Monday, September 1

Les Miserables

Title: Les Miserables

Author: Victor Hugo


Summary: Many of the characters are well known: Valjean, the criminal trying to escape his reputation; Javert, the police agent trailing him; the unfortunate Fantine and her daughter, Cosette; the rascally Thenardier; and above all the the splendid street urchin, Gavroche. Among the unforgettable descriptions are those of the Paris sewers, the battle of Watterloo and the fighting at the barricades during the July Revolution.

There are few more complete, or more vivid pictures of France at the beginning of the nineteenth cenury. It is at once a thrilling narrative and a social document embracing a wider field then any other novel of its time.

My Rating: 10/10

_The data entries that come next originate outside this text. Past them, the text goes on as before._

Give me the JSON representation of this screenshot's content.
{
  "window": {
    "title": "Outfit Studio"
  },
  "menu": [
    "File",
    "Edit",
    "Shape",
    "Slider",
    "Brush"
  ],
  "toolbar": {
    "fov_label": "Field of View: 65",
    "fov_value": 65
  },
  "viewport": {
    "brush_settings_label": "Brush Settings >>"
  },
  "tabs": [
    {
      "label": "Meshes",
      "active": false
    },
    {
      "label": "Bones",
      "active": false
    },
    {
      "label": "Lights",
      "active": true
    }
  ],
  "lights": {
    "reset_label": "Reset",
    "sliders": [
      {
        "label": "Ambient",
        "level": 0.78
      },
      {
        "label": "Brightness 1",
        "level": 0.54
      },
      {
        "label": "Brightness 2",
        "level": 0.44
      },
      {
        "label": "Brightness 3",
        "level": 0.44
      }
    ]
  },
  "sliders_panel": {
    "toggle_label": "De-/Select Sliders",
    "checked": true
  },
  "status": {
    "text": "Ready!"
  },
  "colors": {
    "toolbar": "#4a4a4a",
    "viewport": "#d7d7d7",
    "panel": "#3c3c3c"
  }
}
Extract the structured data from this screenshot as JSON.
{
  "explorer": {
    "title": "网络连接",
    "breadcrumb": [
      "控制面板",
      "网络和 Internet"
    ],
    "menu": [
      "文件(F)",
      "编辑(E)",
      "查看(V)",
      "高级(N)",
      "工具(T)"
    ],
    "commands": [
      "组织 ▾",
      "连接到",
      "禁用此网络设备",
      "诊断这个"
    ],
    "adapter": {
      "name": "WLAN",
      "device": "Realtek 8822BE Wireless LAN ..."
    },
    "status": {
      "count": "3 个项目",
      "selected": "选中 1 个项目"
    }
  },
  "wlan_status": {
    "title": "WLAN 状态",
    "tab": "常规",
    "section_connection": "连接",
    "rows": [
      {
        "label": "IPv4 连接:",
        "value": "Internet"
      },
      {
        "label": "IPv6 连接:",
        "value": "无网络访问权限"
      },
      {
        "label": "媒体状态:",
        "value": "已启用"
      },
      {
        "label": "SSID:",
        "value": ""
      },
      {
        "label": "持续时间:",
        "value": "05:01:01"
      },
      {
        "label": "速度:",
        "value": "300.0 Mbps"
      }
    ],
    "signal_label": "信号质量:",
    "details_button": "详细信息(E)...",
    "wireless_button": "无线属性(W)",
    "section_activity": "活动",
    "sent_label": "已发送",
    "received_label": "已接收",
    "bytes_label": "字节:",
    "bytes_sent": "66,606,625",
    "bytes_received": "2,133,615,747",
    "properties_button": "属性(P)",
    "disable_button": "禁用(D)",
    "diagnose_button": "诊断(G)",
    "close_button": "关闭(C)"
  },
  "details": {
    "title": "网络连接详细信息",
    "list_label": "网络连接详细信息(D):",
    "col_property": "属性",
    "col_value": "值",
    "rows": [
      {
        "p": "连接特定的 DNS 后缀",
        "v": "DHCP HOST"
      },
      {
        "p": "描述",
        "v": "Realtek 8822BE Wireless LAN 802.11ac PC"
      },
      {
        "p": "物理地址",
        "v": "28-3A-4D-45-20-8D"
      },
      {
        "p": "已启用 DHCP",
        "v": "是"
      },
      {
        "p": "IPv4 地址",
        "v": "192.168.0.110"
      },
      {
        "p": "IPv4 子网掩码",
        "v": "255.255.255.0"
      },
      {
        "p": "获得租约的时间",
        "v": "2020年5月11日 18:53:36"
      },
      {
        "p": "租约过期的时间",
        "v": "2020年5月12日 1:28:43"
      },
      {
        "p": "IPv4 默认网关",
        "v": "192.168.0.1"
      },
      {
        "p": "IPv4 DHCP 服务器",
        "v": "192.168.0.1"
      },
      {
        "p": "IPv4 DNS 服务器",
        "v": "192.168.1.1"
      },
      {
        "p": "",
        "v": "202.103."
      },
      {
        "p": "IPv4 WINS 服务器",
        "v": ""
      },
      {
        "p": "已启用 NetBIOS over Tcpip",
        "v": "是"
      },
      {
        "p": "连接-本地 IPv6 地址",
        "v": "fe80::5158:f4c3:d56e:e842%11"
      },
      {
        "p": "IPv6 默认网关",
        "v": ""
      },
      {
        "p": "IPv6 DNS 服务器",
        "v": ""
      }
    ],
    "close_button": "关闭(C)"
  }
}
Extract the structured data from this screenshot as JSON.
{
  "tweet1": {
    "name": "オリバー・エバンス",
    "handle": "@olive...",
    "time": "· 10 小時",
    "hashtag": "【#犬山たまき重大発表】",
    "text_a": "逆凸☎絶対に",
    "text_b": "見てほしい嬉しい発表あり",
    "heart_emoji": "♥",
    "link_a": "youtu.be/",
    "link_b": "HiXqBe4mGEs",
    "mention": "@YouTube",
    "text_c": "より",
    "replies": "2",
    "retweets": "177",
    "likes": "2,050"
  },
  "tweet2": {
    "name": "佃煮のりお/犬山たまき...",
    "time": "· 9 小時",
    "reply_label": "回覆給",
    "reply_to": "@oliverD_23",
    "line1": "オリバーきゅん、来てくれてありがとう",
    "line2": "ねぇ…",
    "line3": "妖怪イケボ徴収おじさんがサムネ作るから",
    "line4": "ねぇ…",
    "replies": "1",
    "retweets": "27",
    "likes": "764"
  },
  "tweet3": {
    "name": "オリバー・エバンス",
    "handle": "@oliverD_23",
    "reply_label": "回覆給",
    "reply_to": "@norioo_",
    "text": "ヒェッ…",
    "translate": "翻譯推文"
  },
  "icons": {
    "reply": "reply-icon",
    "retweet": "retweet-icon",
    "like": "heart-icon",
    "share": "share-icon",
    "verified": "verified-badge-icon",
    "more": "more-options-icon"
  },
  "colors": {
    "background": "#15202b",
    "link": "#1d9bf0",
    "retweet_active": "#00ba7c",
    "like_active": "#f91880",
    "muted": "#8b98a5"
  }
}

What I liked/disliked about the book:

I loved this book. Hugo has a beautiful ability to tell a story, and elegant writing style along with it as he explores the lives of the people of France. Hugo does a great job at bring the readers into the lives of the poor and their struggles in Paris, few authors are able to stand up to the level and tell such a sad, yet beautiful story. One of the reasons the story is so enjoyable and is able to create such a vivid perspective of Paris is the tales of the peoples of Paris and its History. Hugo did an incredible job of dropping you right into the different historical events of Paris, and bring the emotions that came with them.

From the front lines of Waterloo and the battle that took place there, as well as the July Revolution, both stories bring you into these tales, with vivid imagery told through the characters experiences and emotions as the took part in these battles.

The book also gives you a glimpse of life of the poor peoples of Paris, their struggles and unhappy times that pursued. But most importantly are the main characters listed in the summary. Valjean has become an all time favourite character of mine. He has an amazing story of his life and sacrifices, he is a criminal, but you can't help but to fall in love with him and cheer him on. I found my self at the edge of my seat when Javert was pursuing him, hoping he'd get away. I also really enjoyed Gavroche, he was a splendid character, and you really felt sad for him in the end. You felt sad for all the characters and their ends, whether it was in death or not. Their stories reach you at another level, more so then most books you'll read. The characters are almost believable, as if they existed and Hugo immortalized them in pages. I have to tell you, this book is depressing. (Hence the name, Les Miserables) because everyone in the book is unhappy and depressed, whether it's fighting the “demons” (social injustice, no money, political injustice etc) outside in the word or their own inner demons, the book is a downer. It's not a bad thing; it's what makes the book so beautiful. It is the sad lives of the characters and rest of Paris, which you're able to look in on. This book will be one of the most beautiful stories you'll ever read, and it's one that will make you think on the social constructs, of the world, both past and present. Truly a fantastic read!

Would I recommend it to read: Yes. Yes. Yes. And you have the read, the UNABRIDGED version. (Although there is one that has more pages thn this, 1484, I don't know if it's a mannaer of book size, font size trade veruse mass market paper back, or if there is infact an even longer versioin then this one) you need to read the unabridged version. Abridged isn't allowed, it will not bring you the same level or picture of Paris, and it will leave out the important events, like Waterloo. Don't be afraid of it's length, think of it as a challange.

What to read next: Hmm. Huncheback of Notre Dame comes to mind. Or Count of Monte Cristo as Valjean often remindded me of him.


  1. great review and makes my literary mouth water. One day, I'll get round to this...

  2. I'm currently reading this, and I'm absolutely in love with it! It also reminded me of Monte Cristo, particularly during the parts when Valjean was disguised as the old beggar.